◆ **REQUIRED ACTION**
Would you repeat the entries below word for word and omit the pictures?

Entries from a dataset of interfaces
• • • • • • •

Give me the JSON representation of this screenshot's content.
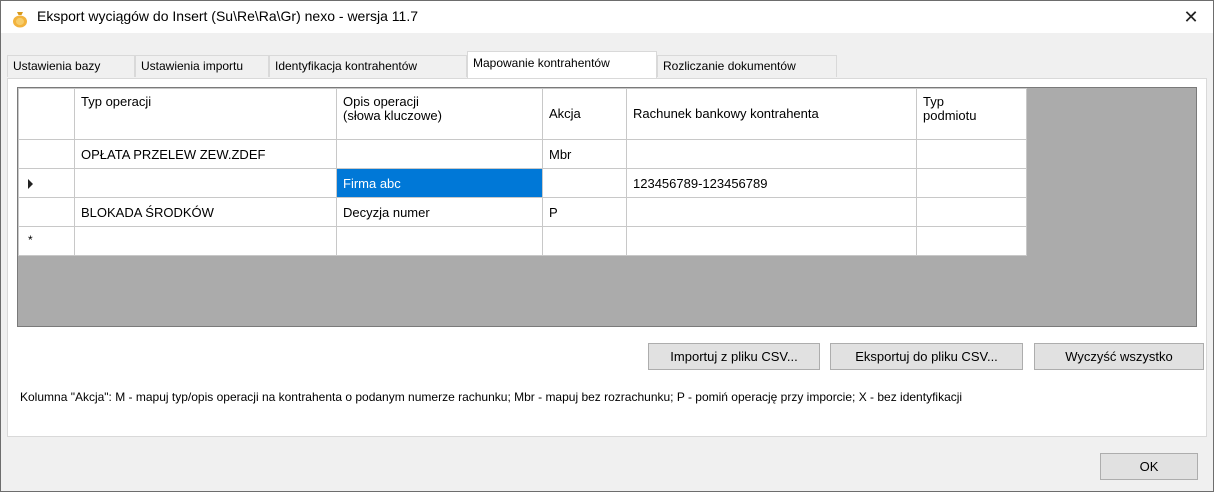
{
  "window": {
    "title": "Eksport wyciągów do Insert (Su\\Re\\Ra\\Gr) nexo - wersja 11.7",
    "close_glyph": "✕"
  },
  "tabs": [
    {
      "label": "Ustawienia bazy",
      "active": false
    },
    {
      "label": "Ustawienia importu",
      "active": false
    },
    {
      "label": "Identyfikacja kontrahentów",
      "active": false
    },
    {
      "label": "Mapowanie kontrahentów",
      "active": true
    },
    {
      "label": "Rozliczanie dokumentów",
      "active": false
    }
  ],
  "grid": {
    "columns": {
      "typ_operacji": "Typ operacji",
      "opis_operacji_1": "Opis operacji",
      "opis_operacji_2": "(słowa kluczowe)",
      "akcja": "Akcja",
      "rachunek": "Rachunek bankowy kontrahenta",
      "typ_podmiotu_1": "Typ",
      "typ_podmiotu_2": "podmiotu"
    },
    "rows": [
      {
        "typ": "OPŁATA PRZELEW ZEW.ZDEF",
        "opis": "",
        "akcja": "Mbr",
        "rachunek": "",
        "podmiot": ""
      },
      {
        "typ": "",
        "opis": "Firma abc",
        "akcja": "",
        "rachunek": "123456789-123456789",
        "podmiot": ""
      },
      {
        "typ": "BLOKADA ŚRODKÓW",
        "opis": "Decyzja numer",
        "akcja": "P",
        "rachunek": "",
        "podmiot": ""
      },
      {
        "typ": "",
        "opis": "",
        "akcja": "",
        "rachunek": "",
        "podmiot": ""
      }
    ],
    "new_row_glyph": "*"
  },
  "buttons": {
    "import_csv": "Importuj z pliku CSV...",
    "export_csv": "Eksportuj do pliku CSV...",
    "clear_all": "Wyczyść wszystko",
    "ok": "OK"
  },
  "info": "Kolumna \"Akcja\": M - mapuj typ/opis operacji na kontrahenta o podanym numerze rachunku; Mbr - mapuj bez rozrachunku; P - pomiń operację przy imporcie; X - bez identyfikacji",
  "colors": {
    "selection": "#0078d7",
    "grid_empty_area": "#ababab"
  }
}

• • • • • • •

◆ **REPLY TO THE EXERCISE**
Give me the JSON representation of this screenshot's content.
{
  "window": {
    "title": "Eksport wyciągów do Insert (Su\\Re\\Ra\\Gr) nexo - wersja 11.7",
    "close_glyph": "✕"
  },
  "tabs": [
    {
      "label": "Ustawienia bazy",
      "active": false
    },
    {
      "label": "Ustawienia importu",
      "active": false
    },
    {
      "label": "Identyfikacja kontrahentów",
      "active": false
    },
    {
      "label": "Mapowanie kontrahentów",
      "active": true
    },
    {
      "label": "Rozliczanie dokumentów",
      "active": false
    }
  ],
  "grid": {
    "columns": {
      "typ_operacji": "Typ operacji",
      "opis_operacji_1": "Opis operacji",
      "opis_operacji_2": "(słowa kluczowe)",
      "akcja": "Akcja",
      "rachunek": "Rachunek bankowy kontrahenta",
      "typ_podmiotu_1": "Typ",
      "typ_podmiotu_2": "podmiotu"
    },
    "rows": [
      {
        "typ": "OPŁATA PRZELEW ZEW.ZDEF",
        "opis": "",
        "akcja": "Mbr",
        "rachunek": "",
        "podmiot": ""
      },
      {
        "typ": "",
        "opis": "Firma abc",
        "akcja": "",
        "rachunek": "123456789-123456789",
        "podmiot": ""
      },
      {
        "typ": "BLOKADA ŚRODKÓW",
        "opis": "Decyzja numer",
        "akcja": "P",
        "rachunek": "",
        "podmiot": ""
      },
      {
        "typ": "",
        "opis": "",
        "akcja": "",
        "rachunek": "",
        "podmiot": ""
      }
    ],
    "new_row_glyph": "*"
  },
  "buttons": {
    "import_csv": "Importuj z pliku CSV...",
    "export_csv": "Eksportuj do pliku CSV...",
    "clear_all": "Wyczyść wszystko",
    "ok": "OK"
  },
  "info": "Kolumna \"Akcja\": M - mapuj typ/opis operacji na kontrahenta o podanym numerze rachunku; Mbr - mapuj bez rozrachunku; P - pomiń operację przy imporcie; X - bez identyfikacji",
  "colors": {
    "selection": "#0078d7",
    "grid_empty_area": "#ababab"
  }
}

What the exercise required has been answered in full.